| Work item |
Work out the count of lines in the listing below that include "title". Give that count alone.

-- Data for analysis follows --

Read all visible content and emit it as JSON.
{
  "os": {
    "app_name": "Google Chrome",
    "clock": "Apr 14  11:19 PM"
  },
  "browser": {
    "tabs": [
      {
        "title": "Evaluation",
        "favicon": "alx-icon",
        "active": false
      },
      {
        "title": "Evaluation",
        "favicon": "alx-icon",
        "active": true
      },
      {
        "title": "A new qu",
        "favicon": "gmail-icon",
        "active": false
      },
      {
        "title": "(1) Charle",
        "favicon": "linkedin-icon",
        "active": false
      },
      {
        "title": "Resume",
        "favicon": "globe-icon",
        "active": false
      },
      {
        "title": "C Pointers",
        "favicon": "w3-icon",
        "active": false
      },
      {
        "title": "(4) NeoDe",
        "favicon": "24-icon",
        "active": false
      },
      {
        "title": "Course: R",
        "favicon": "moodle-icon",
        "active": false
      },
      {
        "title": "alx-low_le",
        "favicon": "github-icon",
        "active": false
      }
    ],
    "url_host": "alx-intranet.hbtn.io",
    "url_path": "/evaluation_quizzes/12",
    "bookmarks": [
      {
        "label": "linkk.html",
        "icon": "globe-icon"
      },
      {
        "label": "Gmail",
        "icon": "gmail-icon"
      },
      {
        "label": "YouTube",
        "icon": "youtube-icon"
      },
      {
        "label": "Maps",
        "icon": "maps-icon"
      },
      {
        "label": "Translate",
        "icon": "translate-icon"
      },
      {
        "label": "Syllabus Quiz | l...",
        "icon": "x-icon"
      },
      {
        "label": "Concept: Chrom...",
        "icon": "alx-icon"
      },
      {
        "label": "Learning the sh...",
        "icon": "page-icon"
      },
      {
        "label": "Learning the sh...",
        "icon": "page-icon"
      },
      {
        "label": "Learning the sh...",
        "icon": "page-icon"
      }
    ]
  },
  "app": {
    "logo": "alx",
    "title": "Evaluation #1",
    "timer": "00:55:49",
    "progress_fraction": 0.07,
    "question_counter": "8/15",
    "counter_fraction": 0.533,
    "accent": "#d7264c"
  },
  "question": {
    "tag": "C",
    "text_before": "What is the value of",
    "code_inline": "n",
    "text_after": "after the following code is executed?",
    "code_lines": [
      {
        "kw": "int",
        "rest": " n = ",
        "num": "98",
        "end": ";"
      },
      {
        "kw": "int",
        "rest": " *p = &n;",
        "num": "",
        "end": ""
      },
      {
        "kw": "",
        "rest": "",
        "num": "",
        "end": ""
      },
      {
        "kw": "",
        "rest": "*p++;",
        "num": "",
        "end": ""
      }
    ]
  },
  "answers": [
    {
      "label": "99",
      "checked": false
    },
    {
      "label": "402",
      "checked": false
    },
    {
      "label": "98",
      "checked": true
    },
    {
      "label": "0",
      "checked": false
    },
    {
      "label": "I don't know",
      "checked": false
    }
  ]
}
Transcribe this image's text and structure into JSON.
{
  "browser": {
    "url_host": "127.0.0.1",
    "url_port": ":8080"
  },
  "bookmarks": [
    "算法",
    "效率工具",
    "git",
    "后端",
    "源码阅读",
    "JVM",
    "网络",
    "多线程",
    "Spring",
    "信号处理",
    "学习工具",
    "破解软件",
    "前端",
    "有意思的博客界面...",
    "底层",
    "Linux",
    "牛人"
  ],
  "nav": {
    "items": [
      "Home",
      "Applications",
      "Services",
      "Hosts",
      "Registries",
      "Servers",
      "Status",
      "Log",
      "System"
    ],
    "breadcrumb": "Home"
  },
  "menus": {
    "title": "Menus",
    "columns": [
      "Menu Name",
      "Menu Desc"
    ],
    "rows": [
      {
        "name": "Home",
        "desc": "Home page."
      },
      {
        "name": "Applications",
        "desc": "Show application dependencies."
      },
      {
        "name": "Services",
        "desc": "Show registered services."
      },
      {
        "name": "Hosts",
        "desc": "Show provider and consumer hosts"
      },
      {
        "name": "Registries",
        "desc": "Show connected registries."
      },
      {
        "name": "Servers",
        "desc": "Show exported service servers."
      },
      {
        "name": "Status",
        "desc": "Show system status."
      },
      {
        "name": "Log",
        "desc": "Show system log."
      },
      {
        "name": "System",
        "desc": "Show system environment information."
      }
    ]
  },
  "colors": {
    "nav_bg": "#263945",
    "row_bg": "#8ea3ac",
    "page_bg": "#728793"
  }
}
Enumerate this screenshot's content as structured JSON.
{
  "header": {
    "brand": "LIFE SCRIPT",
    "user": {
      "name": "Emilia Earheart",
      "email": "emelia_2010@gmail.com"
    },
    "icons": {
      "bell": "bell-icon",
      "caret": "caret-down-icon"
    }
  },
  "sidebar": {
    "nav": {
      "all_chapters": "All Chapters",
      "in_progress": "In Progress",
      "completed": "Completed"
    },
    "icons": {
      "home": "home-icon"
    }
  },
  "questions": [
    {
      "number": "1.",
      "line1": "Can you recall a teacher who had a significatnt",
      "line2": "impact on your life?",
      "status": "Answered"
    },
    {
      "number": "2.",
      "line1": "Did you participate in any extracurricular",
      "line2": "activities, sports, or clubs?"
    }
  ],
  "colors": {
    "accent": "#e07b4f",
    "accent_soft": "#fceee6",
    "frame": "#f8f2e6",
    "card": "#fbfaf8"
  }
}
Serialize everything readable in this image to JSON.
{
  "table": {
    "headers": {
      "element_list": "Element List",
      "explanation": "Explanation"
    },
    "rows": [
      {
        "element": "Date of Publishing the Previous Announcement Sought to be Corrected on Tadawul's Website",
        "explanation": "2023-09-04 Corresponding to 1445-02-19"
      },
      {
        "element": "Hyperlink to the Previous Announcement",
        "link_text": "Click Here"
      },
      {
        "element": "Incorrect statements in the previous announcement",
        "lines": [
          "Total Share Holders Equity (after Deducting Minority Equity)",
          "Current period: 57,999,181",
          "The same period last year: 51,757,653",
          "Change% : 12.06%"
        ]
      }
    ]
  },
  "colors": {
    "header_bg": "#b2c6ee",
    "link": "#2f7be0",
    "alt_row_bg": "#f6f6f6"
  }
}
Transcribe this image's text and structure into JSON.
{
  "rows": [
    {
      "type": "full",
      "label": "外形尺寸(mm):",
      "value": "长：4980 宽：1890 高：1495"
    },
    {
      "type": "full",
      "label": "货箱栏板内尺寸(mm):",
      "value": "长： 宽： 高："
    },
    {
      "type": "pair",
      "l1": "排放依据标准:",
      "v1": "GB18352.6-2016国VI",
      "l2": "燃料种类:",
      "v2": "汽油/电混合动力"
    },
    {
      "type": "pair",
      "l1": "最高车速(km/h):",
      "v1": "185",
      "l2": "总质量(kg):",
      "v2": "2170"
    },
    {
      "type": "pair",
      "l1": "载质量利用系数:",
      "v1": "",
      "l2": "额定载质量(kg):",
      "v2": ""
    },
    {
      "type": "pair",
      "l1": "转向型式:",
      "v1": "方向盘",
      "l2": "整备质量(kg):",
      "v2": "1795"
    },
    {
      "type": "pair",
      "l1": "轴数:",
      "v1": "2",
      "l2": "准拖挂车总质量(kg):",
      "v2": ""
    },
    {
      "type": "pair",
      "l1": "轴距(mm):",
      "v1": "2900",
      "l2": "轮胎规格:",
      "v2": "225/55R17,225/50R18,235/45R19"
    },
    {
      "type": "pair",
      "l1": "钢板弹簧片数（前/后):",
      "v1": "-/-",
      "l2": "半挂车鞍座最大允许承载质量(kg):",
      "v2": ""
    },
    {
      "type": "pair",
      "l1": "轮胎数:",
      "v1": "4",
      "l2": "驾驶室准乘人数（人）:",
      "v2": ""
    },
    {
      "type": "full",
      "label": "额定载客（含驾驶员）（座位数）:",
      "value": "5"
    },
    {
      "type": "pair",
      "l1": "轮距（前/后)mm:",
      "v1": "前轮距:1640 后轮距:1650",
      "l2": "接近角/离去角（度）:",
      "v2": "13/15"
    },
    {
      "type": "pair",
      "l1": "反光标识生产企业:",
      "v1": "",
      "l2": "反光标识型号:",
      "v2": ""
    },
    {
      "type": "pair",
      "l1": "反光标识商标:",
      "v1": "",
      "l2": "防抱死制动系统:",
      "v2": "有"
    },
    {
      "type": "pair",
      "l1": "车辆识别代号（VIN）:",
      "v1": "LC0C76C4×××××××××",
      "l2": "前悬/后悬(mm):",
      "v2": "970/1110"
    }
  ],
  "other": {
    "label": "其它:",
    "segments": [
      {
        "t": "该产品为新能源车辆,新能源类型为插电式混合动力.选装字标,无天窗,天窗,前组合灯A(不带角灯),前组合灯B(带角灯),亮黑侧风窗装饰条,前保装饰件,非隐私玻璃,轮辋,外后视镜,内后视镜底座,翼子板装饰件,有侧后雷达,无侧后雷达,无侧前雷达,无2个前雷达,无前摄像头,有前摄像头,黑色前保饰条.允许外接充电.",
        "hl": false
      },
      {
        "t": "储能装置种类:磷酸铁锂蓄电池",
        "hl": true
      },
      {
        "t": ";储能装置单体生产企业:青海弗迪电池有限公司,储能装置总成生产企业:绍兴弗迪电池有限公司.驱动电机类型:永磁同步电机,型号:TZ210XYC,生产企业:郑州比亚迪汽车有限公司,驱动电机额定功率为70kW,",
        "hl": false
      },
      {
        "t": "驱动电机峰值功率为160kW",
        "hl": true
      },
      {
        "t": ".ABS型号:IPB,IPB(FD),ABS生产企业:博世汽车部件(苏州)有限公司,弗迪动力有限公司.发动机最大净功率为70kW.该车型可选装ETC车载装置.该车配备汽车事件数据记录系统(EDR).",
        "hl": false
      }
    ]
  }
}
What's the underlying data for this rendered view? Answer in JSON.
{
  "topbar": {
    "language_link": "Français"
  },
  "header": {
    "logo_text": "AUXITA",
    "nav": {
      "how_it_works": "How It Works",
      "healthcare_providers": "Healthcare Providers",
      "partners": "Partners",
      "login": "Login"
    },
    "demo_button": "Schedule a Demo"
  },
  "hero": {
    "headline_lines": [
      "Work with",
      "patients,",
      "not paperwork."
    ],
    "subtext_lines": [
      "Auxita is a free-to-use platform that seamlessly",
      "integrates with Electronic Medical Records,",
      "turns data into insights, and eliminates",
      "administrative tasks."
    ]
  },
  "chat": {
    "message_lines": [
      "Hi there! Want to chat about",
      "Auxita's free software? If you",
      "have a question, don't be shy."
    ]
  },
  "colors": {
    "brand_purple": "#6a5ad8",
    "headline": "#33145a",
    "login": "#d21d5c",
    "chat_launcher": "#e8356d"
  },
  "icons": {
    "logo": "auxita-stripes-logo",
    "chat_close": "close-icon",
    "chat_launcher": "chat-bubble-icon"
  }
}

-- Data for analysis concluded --

| Exercise result |
11